(What you have to do):
Below are some entries. Copy each line that holds the string "name".

Stored items from a collection
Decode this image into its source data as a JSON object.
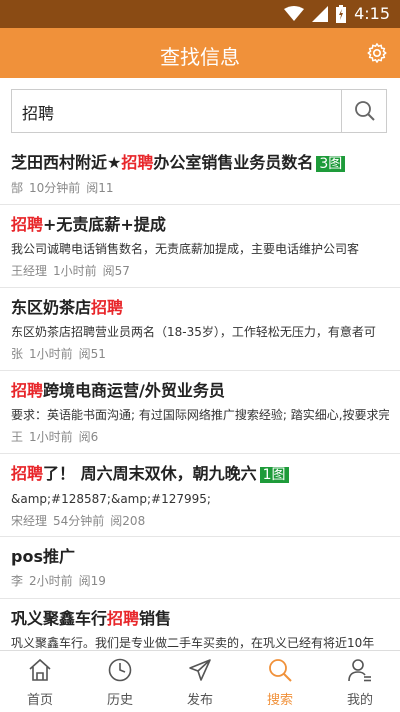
{
  "status_bar": {
    "time": "4:15"
  },
  "app_bar": {
    "title": "查找信息"
  },
  "search": {
    "value": "招聘"
  },
  "items": [
    {
      "title_pre": "芝田西村附近★",
      "title_hl": "招聘",
      "title_post": "办公室销售业务员数名",
      "badge": "3图",
      "desc": "",
      "author": "郜",
      "time": "10分钟前",
      "reads": "阅11"
    },
    {
      "title_pre": "",
      "title_hl": "招聘",
      "title_post": "+无责底薪+提成",
      "badge": "",
      "desc": "我公司诚聘电话销售数名，无责底薪加提成，主要电话维护公司客",
      "author": "王经理",
      "time": "1小时前",
      "reads": "阅57"
    },
    {
      "title_pre": "东区奶茶店",
      "title_hl": "招聘",
      "title_post": "",
      "badge": "",
      "desc": "东区奶茶店招聘营业员两名（18-35岁），工作轻松无压力，有意者可",
      "author": "张",
      "time": "1小时前",
      "reads": "阅51"
    },
    {
      "title_pre": "",
      "title_hl": "招聘",
      "title_post": "跨境电商运营/外贸业务员",
      "badge": "",
      "desc": "要求：英语能书面沟通; 有过国际网络推广搜索经验; 踏实细心,按要求完",
      "author": "王",
      "time": "1小时前",
      "reads": "阅6"
    },
    {
      "title_pre": "",
      "title_hl": "招聘",
      "title_post": "了！ 周六周末双休，朝九晚六",
      "badge": "1图",
      "desc": "&amp;#128587;&amp;#127995;",
      "author": "宋经理",
      "time": "54分钟前",
      "reads": "阅208"
    },
    {
      "title_pre": "pos推广",
      "title_hl": "",
      "title_post": "",
      "badge": "",
      "desc": "",
      "author": "李",
      "time": "2小时前",
      "reads": "阅19"
    },
    {
      "title_pre": "巩义聚鑫车行",
      "title_hl": "招聘",
      "title_post": "销售",
      "badge": "",
      "desc": "巩义聚鑫车行。我们是专业做二手车买卖的，在巩义已经有将近10年",
      "author": "",
      "time": "",
      "reads": ""
    }
  ],
  "tabs": [
    {
      "label": "首页",
      "icon": "home-icon"
    },
    {
      "label": "历史",
      "icon": "clock-icon"
    },
    {
      "label": "发布",
      "icon": "send-icon"
    },
    {
      "label": "搜索",
      "icon": "search-icon"
    },
    {
      "label": "我的",
      "icon": "user-icon"
    }
  ],
  "colors": {
    "accent": "#f0913a",
    "status_bar": "#8a4b14",
    "highlight": "#e8262a",
    "badge": "#1e9b3a"
  }
}
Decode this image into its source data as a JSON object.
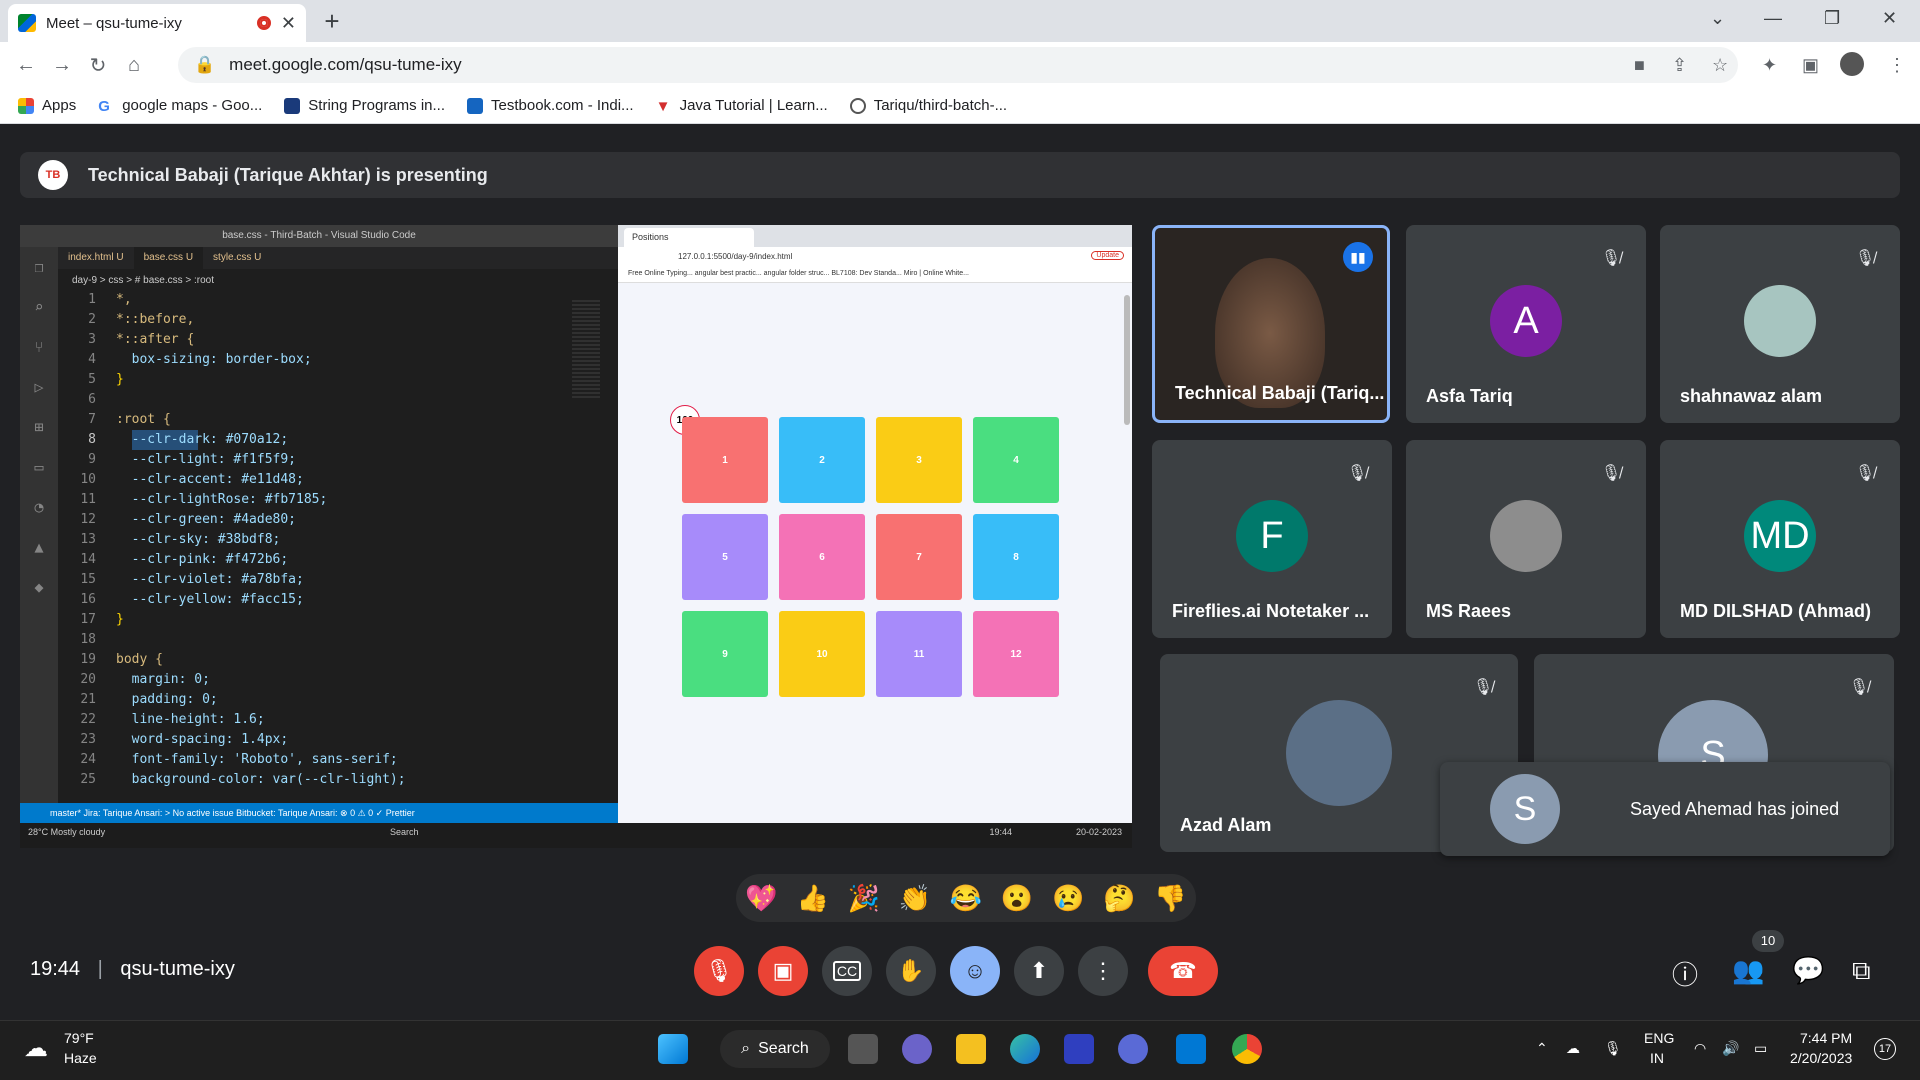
{
  "browser": {
    "tab_title": "Meet – qsu-tume-ixy",
    "url": "meet.google.com/qsu-tume-ixy",
    "bookmarks": [
      "Apps",
      "google maps - Goo...",
      "String Programs in...",
      "Testbook.com - Indi...",
      "Java Tutorial | Learn...",
      "Tariqu/third-batch-..."
    ]
  },
  "banner": {
    "logo": "TB",
    "text": "Technical Babaji (Tarique Akhtar) is presenting"
  },
  "vscode": {
    "title": "base.css - Third-Batch - Visual Studio Code",
    "tabs": [
      "index.html U",
      "base.css U",
      "style.css U"
    ],
    "breadcrumb": "day-9 > css > # base.css > :root",
    "lines": [
      {
        "n": "1",
        "t": "*,"
      },
      {
        "n": "2",
        "t": "*::before,"
      },
      {
        "n": "3",
        "t": "*::after {"
      },
      {
        "n": "4",
        "t": "  box-sizing: border-box;"
      },
      {
        "n": "5",
        "t": "}"
      },
      {
        "n": "6",
        "t": ""
      },
      {
        "n": "7",
        "t": ":root {"
      },
      {
        "n": "8",
        "t": "  --clr-dark: #070a12;"
      },
      {
        "n": "9",
        "t": "  --clr-light: #f1f5f9;"
      },
      {
        "n": "10",
        "t": "  --clr-accent: #e11d48;"
      },
      {
        "n": "11",
        "t": "  --clr-lightRose: #fb7185;"
      },
      {
        "n": "12",
        "t": "  --clr-green: #4ade80;"
      },
      {
        "n": "13",
        "t": "  --clr-sky: #38bdf8;"
      },
      {
        "n": "14",
        "t": "  --clr-pink: #f472b6;"
      },
      {
        "n": "15",
        "t": "  --clr-violet: #a78bfa;"
      },
      {
        "n": "16",
        "t": "  --clr-yellow: #facc15;"
      },
      {
        "n": "17",
        "t": "}"
      },
      {
        "n": "18",
        "t": ""
      },
      {
        "n": "19",
        "t": "body {"
      },
      {
        "n": "20",
        "t": "  margin: 0;"
      },
      {
        "n": "21",
        "t": "  padding: 0;"
      },
      {
        "n": "22",
        "t": "  line-height: 1.6;"
      },
      {
        "n": "23",
        "t": "  word-spacing: 1.4px;"
      },
      {
        "n": "24",
        "t": "  font-family: 'Roboto', sans-serif;"
      },
      {
        "n": "25",
        "t": "  background-color: var(--clr-light);"
      }
    ],
    "status": "master*   Jira: Tarique Ansari:   > No active issue   Bitbucket: Tarique Ansari:   ⊗ 0 ⚠ 0   ✓ Prettier"
  },
  "inner_browser": {
    "tab": "Positions",
    "url": "127.0.0.1:5500/day-9/index.html",
    "update": "Update",
    "bookmarks": "Free Online Typing...   angular best practic...   angular folder struc...   BL7108: Dev Standa...   Miro | Online White...",
    "circle": "100",
    "boxes": [
      {
        "label": "1",
        "color": "#f87171"
      },
      {
        "label": "2",
        "color": "#38bdf8"
      },
      {
        "label": "3",
        "color": "#facc15"
      },
      {
        "label": "4",
        "color": "#4ade80"
      },
      {
        "label": "5",
        "color": "#a78bfa"
      },
      {
        "label": "6",
        "color": "#f472b6"
      },
      {
        "label": "7",
        "color": "#f87171"
      },
      {
        "label": "8",
        "color": "#38bdf8"
      },
      {
        "label": "9",
        "color": "#4ade80"
      },
      {
        "label": "10",
        "color": "#facc15"
      },
      {
        "label": "11",
        "color": "#a78bfa"
      },
      {
        "label": "12",
        "color": "#f472b6"
      }
    ],
    "os_taskbar_weather": "28°C Mostly cloudy",
    "os_search": "Search",
    "os_time": "19:44",
    "os_date": "20-02-2023"
  },
  "participants": [
    {
      "name": "Technical Babaji (Tariq...",
      "initial": "",
      "avatar_color": "",
      "speaking": true
    },
    {
      "name": "Asfa Tariq",
      "initial": "A",
      "avatar_color": "#7b1fa2"
    },
    {
      "name": "shahnawaz alam",
      "initial": "",
      "avatar_color": "#a7c5c0"
    },
    {
      "name": "Fireflies.ai Notetaker ...",
      "initial": "F",
      "avatar_color": "#00796b"
    },
    {
      "name": "MS Raees",
      "initial": "",
      "avatar_color": "#8d8d8d"
    },
    {
      "name": "MD DILSHAD (Ahmad)",
      "initial": "MD",
      "avatar_color": "#00897b"
    },
    {
      "name": "Azad Alam",
      "initial": "",
      "avatar_color": "#5b6f86"
    },
    {
      "name": "",
      "initial": "S",
      "avatar_color": "#8a9bb0"
    }
  ],
  "toast": {
    "initial": "S",
    "text": "Sayed Ahemad has joined"
  },
  "reactions": [
    "💖",
    "👍",
    "🎉",
    "👏",
    "😂",
    "😮",
    "😢",
    "🤔",
    "👎"
  ],
  "meeting": {
    "time": "19:44",
    "code": "qsu-tume-ixy",
    "people_count": "10"
  },
  "windows": {
    "temp": "79°F",
    "weather": "Haze",
    "search": "Search",
    "lang1": "ENG",
    "lang2": "IN",
    "time": "7:44 PM",
    "date": "2/20/2023",
    "notif": "17"
  }
}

(Task answer):
      "name": "Technical Babaji (Tariq...",
      "name": "Asfa Tariq",
      "name": "shahnawaz alam",
      "name": "Fireflies.ai Notetaker ...",
      "name": "MS Raees",
      "name": "MD DILSHAD (Ahmad)",
      "name": "Azad Alam",
      "name": "",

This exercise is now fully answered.